Work order
Every entry should be repeated exactly as written.
↓
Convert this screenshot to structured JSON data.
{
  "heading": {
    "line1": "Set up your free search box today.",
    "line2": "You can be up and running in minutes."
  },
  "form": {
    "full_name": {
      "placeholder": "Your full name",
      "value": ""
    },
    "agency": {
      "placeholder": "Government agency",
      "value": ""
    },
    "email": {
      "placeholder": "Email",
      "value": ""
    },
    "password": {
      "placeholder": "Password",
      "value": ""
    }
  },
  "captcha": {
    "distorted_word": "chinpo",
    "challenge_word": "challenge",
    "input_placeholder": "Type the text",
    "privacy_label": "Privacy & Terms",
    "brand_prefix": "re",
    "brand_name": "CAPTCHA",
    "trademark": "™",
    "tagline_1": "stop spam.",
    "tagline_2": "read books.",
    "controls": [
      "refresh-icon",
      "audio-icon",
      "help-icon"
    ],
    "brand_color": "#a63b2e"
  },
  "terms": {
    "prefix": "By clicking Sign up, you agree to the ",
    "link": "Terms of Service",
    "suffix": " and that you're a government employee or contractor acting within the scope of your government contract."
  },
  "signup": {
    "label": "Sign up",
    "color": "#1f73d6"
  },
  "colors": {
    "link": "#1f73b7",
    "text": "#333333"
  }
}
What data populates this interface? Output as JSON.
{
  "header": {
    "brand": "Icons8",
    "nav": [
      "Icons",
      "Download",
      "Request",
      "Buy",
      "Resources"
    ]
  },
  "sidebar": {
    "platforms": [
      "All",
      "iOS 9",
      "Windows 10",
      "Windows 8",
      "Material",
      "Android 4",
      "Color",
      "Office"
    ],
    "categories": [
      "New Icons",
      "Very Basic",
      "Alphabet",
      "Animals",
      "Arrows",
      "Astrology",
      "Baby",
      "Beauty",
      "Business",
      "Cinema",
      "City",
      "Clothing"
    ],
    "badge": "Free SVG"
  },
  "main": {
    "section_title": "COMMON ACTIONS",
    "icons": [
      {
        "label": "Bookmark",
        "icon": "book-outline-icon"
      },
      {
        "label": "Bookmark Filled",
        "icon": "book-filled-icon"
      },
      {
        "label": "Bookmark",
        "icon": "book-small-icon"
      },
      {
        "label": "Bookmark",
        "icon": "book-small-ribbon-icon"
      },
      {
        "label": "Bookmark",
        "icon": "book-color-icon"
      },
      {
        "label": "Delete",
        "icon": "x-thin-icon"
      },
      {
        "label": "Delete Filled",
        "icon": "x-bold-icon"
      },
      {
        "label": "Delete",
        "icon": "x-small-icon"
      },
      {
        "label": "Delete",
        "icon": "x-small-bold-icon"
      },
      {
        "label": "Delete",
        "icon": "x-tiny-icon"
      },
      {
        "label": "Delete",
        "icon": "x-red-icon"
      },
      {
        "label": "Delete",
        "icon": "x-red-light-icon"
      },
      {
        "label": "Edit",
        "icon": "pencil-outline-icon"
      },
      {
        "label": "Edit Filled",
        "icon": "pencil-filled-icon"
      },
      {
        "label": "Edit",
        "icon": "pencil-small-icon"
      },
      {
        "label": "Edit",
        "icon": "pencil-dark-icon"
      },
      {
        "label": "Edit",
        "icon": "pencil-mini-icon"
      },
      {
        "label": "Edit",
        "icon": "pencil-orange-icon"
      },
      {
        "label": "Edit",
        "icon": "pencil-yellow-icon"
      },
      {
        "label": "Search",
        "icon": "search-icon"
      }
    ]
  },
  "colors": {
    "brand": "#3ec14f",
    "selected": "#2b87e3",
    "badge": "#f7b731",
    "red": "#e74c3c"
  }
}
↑
Response
Convert this screenshot to structured JSON data.
{
  "heading": {
    "line1": "Set up your free search box today.",
    "line2": "You can be up and running in minutes."
  },
  "form": {
    "full_name": {
      "placeholder": "Your full name",
      "value": ""
    },
    "agency": {
      "placeholder": "Government agency",
      "value": ""
    },
    "email": {
      "placeholder": "Email",
      "value": ""
    },
    "password": {
      "placeholder": "Password",
      "value": ""
    }
  },
  "captcha": {
    "distorted_word": "chinpo",
    "challenge_word": "challenge",
    "input_placeholder": "Type the text",
    "privacy_label": "Privacy & Terms",
    "brand_prefix": "re",
    "brand_name": "CAPTCHA",
    "trademark": "™",
    "tagline_1": "stop spam.",
    "tagline_2": "read books.",
    "controls": [
      "refresh-icon",
      "audio-icon",
      "help-icon"
    ],
    "brand_color": "#a63b2e"
  },
  "terms": {
    "prefix": "By clicking Sign up, you agree to the ",
    "link": "Terms of Service",
    "suffix": " and that you're a government employee or contractor acting within the scope of your government contract."
  },
  "signup": {
    "label": "Sign up",
    "color": "#1f73d6"
  },
  "colors": {
    "link": "#1f73b7",
    "text": "#333333"
  }
}
What data populates this interface? Output as JSON.
{
  "header": {
    "brand": "Icons8",
    "nav": [
      "Icons",
      "Download",
      "Request",
      "Buy",
      "Resources"
    ]
  },
  "sidebar": {
    "platforms": [
      "All",
      "iOS 9",
      "Windows 10",
      "Windows 8",
      "Material",
      "Android 4",
      "Color",
      "Office"
    ],
    "categories": [
      "New Icons",
      "Very Basic",
      "Alphabet",
      "Animals",
      "Arrows",
      "Astrology",
      "Baby",
      "Beauty",
      "Business",
      "Cinema",
      "City",
      "Clothing"
    ],
    "badge": "Free SVG"
  },
  "main": {
    "section_title": "COMMON ACTIONS",
    "icons": [
      {
        "label": "Bookmark",
        "icon": "book-outline-icon"
      },
      {
        "label": "Bookmark Filled",
        "icon": "book-filled-icon"
      },
      {
        "label": "Bookmark",
        "icon": "book-small-icon"
      },
      {
        "label": "Bookmark",
        "icon": "book-small-ribbon-icon"
      },
      {
        "label": "Bookmark",
        "icon": "book-color-icon"
      },
      {
        "label": "Delete",
        "icon": "x-thin-icon"
      },
      {
        "label": "Delete Filled",
        "icon": "x-bold-icon"
      },
      {
        "label": "Delete",
        "icon": "x-small-icon"
      },
      {
        "label": "Delete",
        "icon": "x-small-bold-icon"
      },
      {
        "label": "Delete",
        "icon": "x-tiny-icon"
      },
      {
        "label": "Delete",
        "icon": "x-red-icon"
      },
      {
        "label": "Delete",
        "icon": "x-red-light-icon"
      },
      {
        "label": "Edit",
        "icon": "pencil-outline-icon"
      },
      {
        "label": "Edit Filled",
        "icon": "pencil-filled-icon"
      },
      {
        "label": "Edit",
        "icon": "pencil-small-icon"
      },
      {
        "label": "Edit",
        "icon": "pencil-dark-icon"
      },
      {
        "label": "Edit",
        "icon": "pencil-mini-icon"
      },
      {
        "label": "Edit",
        "icon": "pencil-orange-icon"
      },
      {
        "label": "Edit",
        "icon": "pencil-yellow-icon"
      },
      {
        "label": "Search",
        "icon": "search-icon"
      }
    ]
  },
  "colors": {
    "brand": "#3ec14f",
    "selected": "#2b87e3",
    "badge": "#f7b731",
    "red": "#e74c3c"
  }
}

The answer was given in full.